So it was up to Darwish, the world junior champion, to keep the match alive by beating Palmer. It was a formidable assignment, although he did raise hopes by taking the opening game, and he certainly rattled his opponent. So much so that the Australian, having battled back to lead by two games to one and by 6-2 in the fourth, was then docked two conduct strokes by referee Jack Allen for “unnecessary physical conduct” as he barged into the youngster.
But while the intervention did help Darwish claw his way back into contention, Palmer held on to win (8-10), 1, 0, 10-8 and spark the Australian celebrations. Boswell could then enjoy every moment of his dead rubber win over Abbas.
So, a week after his individual triumph, Price was dipping into the fridge for his overdue slurp of champagne.

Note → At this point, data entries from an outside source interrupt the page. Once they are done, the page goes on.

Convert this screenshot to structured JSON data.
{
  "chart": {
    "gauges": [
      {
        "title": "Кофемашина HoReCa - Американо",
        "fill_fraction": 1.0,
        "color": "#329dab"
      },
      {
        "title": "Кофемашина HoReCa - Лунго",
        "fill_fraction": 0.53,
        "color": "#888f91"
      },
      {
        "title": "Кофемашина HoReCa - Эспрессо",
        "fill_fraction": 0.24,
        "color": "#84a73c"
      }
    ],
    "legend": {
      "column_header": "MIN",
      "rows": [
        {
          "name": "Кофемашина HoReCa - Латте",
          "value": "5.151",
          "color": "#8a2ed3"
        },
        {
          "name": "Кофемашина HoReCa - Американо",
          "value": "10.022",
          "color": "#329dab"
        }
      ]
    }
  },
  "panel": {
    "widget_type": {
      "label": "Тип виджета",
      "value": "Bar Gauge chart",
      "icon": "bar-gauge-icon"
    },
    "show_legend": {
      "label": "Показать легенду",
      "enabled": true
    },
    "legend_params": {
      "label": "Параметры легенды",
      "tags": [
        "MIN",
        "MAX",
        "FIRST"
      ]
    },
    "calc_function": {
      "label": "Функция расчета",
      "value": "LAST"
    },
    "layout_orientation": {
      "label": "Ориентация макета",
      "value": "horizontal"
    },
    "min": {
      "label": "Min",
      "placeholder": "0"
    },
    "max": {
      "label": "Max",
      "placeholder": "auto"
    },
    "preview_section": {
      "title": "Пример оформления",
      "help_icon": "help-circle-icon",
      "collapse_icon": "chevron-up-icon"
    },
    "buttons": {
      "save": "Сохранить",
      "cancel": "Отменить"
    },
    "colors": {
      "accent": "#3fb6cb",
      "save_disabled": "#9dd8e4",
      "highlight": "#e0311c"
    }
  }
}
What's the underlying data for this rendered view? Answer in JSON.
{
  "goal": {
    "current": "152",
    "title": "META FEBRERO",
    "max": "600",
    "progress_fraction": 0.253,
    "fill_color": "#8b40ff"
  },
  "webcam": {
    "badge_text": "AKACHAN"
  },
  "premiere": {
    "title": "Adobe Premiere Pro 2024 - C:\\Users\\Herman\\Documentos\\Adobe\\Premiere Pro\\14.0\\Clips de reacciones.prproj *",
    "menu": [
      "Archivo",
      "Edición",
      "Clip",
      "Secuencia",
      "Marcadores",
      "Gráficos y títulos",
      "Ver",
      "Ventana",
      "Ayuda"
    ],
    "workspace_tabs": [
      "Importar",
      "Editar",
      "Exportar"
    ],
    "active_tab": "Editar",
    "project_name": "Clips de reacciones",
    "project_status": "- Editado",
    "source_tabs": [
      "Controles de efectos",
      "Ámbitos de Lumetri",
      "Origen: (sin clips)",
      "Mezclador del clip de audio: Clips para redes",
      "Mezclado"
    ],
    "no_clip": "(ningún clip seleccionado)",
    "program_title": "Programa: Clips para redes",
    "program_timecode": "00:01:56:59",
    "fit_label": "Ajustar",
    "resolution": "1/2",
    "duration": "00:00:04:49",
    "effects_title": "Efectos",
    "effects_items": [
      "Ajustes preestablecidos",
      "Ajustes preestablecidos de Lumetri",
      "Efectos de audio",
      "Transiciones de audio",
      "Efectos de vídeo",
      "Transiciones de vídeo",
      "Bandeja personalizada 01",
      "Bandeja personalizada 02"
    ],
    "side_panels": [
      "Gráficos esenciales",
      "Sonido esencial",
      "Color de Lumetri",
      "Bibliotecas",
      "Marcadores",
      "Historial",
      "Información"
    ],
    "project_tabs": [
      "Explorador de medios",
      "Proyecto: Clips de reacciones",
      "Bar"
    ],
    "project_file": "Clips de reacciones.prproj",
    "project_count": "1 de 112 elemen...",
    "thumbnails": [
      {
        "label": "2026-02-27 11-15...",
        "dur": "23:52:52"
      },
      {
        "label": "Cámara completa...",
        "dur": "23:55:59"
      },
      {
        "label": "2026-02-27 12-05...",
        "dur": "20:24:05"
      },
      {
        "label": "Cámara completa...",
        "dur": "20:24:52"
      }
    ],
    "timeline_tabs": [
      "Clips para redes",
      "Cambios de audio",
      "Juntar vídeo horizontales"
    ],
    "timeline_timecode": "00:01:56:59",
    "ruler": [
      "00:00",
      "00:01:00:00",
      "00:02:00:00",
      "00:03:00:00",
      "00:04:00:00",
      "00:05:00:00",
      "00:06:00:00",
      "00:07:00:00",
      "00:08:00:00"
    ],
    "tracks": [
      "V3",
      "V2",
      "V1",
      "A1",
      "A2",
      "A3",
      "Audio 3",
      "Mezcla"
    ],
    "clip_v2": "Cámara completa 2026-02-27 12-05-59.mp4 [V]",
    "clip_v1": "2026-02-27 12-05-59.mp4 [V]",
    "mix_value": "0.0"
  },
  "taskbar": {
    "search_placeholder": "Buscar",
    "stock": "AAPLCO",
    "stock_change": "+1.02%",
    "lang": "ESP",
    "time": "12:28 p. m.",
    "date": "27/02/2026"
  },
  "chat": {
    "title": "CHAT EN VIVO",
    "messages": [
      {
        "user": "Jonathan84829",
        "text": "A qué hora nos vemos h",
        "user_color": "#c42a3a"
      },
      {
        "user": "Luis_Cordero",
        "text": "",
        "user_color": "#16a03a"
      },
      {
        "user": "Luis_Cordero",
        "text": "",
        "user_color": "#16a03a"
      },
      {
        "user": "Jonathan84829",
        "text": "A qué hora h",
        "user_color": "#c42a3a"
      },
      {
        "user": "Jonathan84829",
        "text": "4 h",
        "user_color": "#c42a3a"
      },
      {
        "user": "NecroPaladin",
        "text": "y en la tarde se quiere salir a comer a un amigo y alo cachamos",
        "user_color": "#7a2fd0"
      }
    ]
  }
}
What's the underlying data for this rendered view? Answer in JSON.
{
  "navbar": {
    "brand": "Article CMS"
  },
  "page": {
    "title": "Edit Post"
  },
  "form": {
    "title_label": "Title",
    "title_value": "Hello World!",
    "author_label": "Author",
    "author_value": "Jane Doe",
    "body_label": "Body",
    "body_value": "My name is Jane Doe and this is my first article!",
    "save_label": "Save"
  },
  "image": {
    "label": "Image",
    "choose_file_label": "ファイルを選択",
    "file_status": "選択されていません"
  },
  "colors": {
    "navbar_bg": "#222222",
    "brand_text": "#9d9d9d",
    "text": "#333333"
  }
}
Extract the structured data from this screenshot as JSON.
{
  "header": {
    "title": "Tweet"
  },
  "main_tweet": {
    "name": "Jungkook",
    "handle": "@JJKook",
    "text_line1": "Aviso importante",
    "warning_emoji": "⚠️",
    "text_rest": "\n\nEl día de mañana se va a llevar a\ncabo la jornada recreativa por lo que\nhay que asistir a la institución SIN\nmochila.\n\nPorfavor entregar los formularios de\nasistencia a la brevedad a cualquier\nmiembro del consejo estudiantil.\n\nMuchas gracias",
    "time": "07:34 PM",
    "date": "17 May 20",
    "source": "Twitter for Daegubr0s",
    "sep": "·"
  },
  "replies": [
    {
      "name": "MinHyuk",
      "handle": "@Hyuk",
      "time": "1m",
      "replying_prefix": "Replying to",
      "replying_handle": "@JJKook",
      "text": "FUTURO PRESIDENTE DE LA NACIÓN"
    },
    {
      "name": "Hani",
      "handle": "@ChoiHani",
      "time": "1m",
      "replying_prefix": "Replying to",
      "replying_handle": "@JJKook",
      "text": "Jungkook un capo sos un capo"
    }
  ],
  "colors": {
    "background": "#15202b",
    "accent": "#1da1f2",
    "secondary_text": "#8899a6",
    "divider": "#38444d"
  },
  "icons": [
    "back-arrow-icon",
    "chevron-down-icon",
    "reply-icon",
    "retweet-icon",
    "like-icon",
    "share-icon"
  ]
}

And the fact that he had Palmer, Boswell, Williams, and team coach Rodney Martin, the former world No. 1, for company, made it even more special.
“This is the dream come true; a moment I've been working towards for a long time,” he beamed.
Palmer agreed. “To win a record seventh title for Australia in my first world championships is fantastic,” said the player whose individual fairy tale was winning the British Open Championship in June.
And he went on to suggest that the record-breaking trail could be splashed in green and gold for years to come. “With our strong young squad of players, I really think we could dominate world squash for years to come,” he predicted.
But, for the moment, it was time to celebrate a great triumph on home soil, and the perfect finale to Melbourne's magical three-week Festival of Squash.